Quantitative trait loci associated with constitutive traits control water use in pearl millet [Pennisetum glaucum
Authors: Aparna K, Nepolean T, Srivastsava RK, Kholová J, Rajaram V, Kumar S, Rekha B, Senthilvel S, Hash CT
Published: Plant Biology, 17 (05). pp. 1073-1084. (In Press)
Abstract: There is substantial genetic variation for drought adaption in pearl millet in terms of traits controlling plant water use. It is important to understand genomic regions responsible for these traits.

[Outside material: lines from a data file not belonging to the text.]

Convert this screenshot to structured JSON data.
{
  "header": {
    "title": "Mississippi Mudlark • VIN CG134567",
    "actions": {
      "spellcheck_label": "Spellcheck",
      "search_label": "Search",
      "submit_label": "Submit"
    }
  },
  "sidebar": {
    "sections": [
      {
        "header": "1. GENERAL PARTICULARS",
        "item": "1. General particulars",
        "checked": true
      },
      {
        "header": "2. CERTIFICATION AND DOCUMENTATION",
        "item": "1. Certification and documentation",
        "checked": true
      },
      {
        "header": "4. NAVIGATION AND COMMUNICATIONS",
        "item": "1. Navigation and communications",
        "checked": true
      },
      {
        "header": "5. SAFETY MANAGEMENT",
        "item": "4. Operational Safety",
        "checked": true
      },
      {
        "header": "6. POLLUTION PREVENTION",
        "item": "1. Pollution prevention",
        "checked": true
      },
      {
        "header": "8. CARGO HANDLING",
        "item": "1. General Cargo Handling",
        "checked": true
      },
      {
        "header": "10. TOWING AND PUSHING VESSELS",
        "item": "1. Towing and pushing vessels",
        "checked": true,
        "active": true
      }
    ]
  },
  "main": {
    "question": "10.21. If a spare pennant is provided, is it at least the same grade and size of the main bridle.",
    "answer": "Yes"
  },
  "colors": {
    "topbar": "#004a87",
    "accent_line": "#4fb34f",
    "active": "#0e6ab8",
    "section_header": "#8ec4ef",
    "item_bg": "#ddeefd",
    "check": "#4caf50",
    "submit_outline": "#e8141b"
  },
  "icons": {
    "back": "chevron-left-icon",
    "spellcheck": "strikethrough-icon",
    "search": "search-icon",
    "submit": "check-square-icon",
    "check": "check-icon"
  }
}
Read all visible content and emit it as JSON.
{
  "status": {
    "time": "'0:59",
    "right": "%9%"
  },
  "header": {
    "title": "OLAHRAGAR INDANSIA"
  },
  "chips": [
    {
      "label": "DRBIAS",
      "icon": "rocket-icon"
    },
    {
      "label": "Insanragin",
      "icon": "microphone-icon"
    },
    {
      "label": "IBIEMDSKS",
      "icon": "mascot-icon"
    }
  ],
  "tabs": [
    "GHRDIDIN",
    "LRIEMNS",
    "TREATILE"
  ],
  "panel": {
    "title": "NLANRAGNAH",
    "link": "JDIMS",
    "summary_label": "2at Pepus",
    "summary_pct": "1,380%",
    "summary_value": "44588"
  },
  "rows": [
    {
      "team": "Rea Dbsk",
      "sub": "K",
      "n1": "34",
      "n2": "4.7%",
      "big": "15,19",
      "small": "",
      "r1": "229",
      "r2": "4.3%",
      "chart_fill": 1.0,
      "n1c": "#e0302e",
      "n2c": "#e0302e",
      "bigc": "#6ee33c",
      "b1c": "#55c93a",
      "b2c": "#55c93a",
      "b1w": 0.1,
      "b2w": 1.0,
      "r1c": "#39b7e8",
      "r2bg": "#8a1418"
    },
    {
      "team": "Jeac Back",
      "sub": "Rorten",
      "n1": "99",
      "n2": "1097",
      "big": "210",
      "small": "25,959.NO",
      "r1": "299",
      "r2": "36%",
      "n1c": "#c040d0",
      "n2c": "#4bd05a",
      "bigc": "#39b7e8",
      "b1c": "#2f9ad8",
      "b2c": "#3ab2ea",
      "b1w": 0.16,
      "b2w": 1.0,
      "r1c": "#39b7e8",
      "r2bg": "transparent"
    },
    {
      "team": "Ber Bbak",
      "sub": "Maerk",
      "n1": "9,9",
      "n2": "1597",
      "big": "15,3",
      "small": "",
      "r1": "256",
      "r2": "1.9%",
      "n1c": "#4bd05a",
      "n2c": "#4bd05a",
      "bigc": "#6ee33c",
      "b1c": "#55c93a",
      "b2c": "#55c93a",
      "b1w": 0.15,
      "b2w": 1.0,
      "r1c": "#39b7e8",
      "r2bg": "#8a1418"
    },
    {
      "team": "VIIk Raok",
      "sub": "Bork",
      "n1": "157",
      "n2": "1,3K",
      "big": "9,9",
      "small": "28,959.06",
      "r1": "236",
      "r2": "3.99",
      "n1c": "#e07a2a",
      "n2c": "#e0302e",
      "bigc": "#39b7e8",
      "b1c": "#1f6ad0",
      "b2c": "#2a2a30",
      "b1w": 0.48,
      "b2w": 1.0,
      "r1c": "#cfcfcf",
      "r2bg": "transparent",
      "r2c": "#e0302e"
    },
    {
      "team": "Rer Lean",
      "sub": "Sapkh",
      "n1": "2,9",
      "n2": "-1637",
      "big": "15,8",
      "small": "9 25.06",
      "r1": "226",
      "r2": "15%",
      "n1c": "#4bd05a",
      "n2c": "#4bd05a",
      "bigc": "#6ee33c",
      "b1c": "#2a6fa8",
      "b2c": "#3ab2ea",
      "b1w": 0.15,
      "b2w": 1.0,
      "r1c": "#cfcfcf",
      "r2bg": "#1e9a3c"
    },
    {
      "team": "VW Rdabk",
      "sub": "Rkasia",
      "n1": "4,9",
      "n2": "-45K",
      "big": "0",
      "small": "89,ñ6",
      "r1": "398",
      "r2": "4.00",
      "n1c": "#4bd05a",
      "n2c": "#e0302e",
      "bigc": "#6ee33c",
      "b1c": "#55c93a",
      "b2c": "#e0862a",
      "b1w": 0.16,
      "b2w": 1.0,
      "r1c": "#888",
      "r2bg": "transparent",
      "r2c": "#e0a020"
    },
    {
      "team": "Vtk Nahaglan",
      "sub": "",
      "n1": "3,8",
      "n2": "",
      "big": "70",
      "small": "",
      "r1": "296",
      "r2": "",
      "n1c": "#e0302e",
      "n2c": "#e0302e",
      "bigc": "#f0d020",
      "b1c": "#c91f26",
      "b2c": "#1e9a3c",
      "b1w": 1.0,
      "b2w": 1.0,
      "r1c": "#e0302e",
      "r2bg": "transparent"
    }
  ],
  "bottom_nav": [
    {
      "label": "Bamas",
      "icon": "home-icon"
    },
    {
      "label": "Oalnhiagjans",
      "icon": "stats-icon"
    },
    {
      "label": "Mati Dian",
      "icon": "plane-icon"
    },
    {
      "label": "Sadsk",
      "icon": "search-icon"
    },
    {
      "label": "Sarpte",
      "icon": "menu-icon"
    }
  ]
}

Here, F7 recombinant inbred lines were used to identify quantitative trait loci (QTL) and allelic interactions for traits affecting plant water use, and their relevance is discussed for crop productivity in water-limited environments.
Global Food Security Support Analysis Data (GFSAD) at Nominal 1 km (GCAD) Derived from Remote Sensing in Support of Food Security in the Twenty-First Century: Current Achievements and Future Possibilities pp. 131-160 in Land Resources Monitoring, Modeling, and Mapping with Remote Sensing (Thenkabail PS, ed)
Authors: Teluguntla P, Thenkabail PS, Xiong J, Gumma MK, Giri C, Milesi C, Ozdogan M, Congalton RG and Tilton J
Inland Valley Wetland Cultivation and Preservation for Africa’s Green and Blue Revolution Using Multi-Sensor Remote Sensing pp. 227-256 in Land Resources Monitoring, Modeling, and Mapping with Remote Sensing (Thenkabail PS, ed)
Authors: Gumma MK, Thenkabail PS, Mohammed IA, Teluguntla P and Dheeravath V
Published: 2015. CRC Press